*You don’t actually have to go to California, but I do recommend taking advantage of professional development opportunities whenever possible.
A senior member of the team and I travelled to California recently to attend the Advanced Business Valuation and International Appraisers Conference. The conference was hosted by the American Society of Appraisers, an international organisation representing all appraisal disciplines, including business valuation.
It was a jam-packed three days of hearing from expert industry practitioners and thought-leaders on diverse topics, including:
- Valuation of contingent (earn-out) considerations – Delayed payments based on various benchmarks require testing and review of assumptions to understand likely value to a transaction;
- Private equity valuation – Techniques PE firms use to assess and determine value and synergies in an acquisition etc;
- The anatomy of a deal – Deal structure and process, from offer to close – how to run and manage the risks effectively (whether for a seller or a buyer);
- Intellectual property valuation – Methodology and approaches;
- Aristotle’s rhetoric and the 21st century testifying expert – If a valuation is required for a legal settlement, what are the critical aspects to ensure a robust representation of findings for a specific valuation scope?
This blog is not setting out to repeat all that we learned in the US – you might nod off once I start on ‘EBITDA single period income capitalisation’! Instead I’m hoping to encourage other business owners to take up professional development (PD) opportunities relevant to their fields, by showing how the trip provided new insight into our business and our point of difference.
What we hoped to learn at the conference
At JPAbusiness we are in the throes of further developing our business valuation practice and corporate advisory services.
While many business owners request a valuation at a point in time for a defined event (e.g. business sale or acquisition), the hypothesis driving the development of our valuation practice is that valuation with relevant advisory support and performance management services is a practical method to assist our clients enhance business returns and performance.
As a business person, when you’re trying to identify a point of difference (POD) for your market segment, external testing and learning often helps to shore up your approach.
The question we were testing was: Is our POD just a POD, or is it actually going to provide a competitive advantage and add value and benefit to our customers?
Why the US?
Australia is a small market compared to the US, but we have comparable regulation and business challenges around valuations for going concern businesses.
In Australia, most of the attention relating to professional standards for valuation is focused on real property valuation. In the US the profession has a greater and more discrete focus on going concern business valuation.
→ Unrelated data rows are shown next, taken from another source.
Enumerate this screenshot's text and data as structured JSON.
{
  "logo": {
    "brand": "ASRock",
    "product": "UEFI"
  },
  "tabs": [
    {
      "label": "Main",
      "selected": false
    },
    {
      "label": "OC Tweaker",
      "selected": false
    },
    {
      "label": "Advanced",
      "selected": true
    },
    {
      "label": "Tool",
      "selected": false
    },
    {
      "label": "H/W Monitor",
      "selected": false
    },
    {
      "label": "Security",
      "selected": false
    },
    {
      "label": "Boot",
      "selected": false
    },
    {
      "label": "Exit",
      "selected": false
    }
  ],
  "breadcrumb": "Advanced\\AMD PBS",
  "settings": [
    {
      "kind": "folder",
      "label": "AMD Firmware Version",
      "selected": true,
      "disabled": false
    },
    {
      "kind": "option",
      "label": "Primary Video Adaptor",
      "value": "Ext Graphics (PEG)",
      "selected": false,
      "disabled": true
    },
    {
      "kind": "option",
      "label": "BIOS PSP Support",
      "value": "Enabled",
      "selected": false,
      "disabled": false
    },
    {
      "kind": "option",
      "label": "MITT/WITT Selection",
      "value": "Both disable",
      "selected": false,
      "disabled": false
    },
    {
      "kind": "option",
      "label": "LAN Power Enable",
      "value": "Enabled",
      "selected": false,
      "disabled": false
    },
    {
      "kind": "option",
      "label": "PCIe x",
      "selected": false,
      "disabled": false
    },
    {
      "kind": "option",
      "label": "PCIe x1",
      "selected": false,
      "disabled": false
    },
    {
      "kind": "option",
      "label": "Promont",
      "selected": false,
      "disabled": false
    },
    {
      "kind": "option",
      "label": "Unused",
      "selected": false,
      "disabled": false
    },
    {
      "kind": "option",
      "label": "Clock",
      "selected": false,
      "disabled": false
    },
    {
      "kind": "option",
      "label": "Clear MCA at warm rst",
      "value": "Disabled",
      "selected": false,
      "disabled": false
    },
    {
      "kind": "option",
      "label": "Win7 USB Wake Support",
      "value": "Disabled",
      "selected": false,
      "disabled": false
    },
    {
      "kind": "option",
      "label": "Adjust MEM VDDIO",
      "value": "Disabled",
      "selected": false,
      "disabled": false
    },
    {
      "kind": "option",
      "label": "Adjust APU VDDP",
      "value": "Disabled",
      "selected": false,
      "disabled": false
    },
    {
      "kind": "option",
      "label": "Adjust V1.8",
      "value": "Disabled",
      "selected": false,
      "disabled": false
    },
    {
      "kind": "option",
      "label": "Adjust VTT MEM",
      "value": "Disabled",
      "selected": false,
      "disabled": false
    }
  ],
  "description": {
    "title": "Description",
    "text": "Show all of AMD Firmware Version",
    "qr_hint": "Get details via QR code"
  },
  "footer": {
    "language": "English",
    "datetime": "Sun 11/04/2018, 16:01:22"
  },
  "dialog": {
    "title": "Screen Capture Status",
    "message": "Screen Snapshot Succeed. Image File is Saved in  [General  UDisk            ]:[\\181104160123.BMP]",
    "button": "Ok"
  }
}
We wanted to leverage this specific practice management and professional experience.
What we learned
The following is a brief rundown of what we came away with, for ourselves, the business and our clients:
- Inspiration and tools to further innovate and develop our specialist valuation services for the Australian SME market;
- An understanding that we are on the right track in terms of developing our business valuation practice, with learnings on new techniques and approaches to enhance our services to clients – including different methodologies to determine opinion of value based on specific business and industry factors;
- Improved quality of services for clients, with methods that are tested, rigorous and have market perspective, and which are based on the best knowledge and experience from relevant and comparable international markets.
In short, the insights gained in California further energised me to continue investing with our team to offer these specialist valuation and advisory services to our clients into the future.
Professional development is for all of us
A couple of years ago I wrote an eBook with guest contributor Rosy Sullivan titled Training and Professional Development Advice for Small to Mid-Sized Businesses.
While the book clearly showed why you should invest in training and professional development (PD) for individual employees, our recent trip provided a great opportunity to reflect on the value of PD for a business director and/or owner, high-level manager and member of the broader team.
The value of taking time to reflect
I have found the most effective PD opportunities often enable reflection on accepted practices and methods by exposure to a different, although comparable, environment and market. This can provide a learning opportunity where you are challenged to actively assess, appraise and understand the application of these practices against what you know in your world (i.e. your team, your business, your profession).
In my experience, as business owners we often bypass PD opportunities, citing busy-ness, general lack of time, needing to deliver and so on.
However, a healthy mind is one that can focus on the here and now, and also on the longer term. It’s also healthy for the business mind to be challenged and, when you get home, you can usually apply your learnings pretty quickly, which makes the PD opportunity even more satisfying.
For more information about JPAbusiness’ range of business advisory, valuation and transaction services, contact the team on 02 6360 0360.
James Price has over 30 years' experience in providing strategic, commercial and financial advice to Australian and international business clients. James' blogs provide business advice for aspiring and current small to mid-sized business owners, operators and managers.